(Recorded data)
===

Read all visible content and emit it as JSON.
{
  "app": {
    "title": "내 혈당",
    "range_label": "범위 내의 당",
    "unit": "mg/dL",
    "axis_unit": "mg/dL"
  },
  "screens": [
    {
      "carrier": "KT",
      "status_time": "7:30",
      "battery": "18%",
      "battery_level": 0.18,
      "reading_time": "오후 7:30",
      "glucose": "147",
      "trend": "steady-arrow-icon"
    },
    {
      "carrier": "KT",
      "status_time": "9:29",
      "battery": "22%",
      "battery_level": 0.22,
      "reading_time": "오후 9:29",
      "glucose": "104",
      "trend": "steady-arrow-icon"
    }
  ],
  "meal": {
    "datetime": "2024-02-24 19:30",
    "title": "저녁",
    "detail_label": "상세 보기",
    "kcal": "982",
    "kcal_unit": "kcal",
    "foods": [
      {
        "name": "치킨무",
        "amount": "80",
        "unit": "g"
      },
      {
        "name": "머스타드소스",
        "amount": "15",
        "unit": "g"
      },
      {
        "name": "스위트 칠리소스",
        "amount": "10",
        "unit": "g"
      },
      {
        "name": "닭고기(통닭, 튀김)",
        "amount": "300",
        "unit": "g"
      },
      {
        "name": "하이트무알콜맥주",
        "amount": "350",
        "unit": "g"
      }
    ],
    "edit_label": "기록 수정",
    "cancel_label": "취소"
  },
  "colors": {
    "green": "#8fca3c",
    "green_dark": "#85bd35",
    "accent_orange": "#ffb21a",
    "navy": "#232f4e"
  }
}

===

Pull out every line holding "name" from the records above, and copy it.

== Result of the task ==
        "name": "치킨무",
        "name": "머스타드소스",
        "name": "스위트 칠리소스",
        "name": "닭고기(통닭, 튀김)",
        "name": "하이트무알콜맥주",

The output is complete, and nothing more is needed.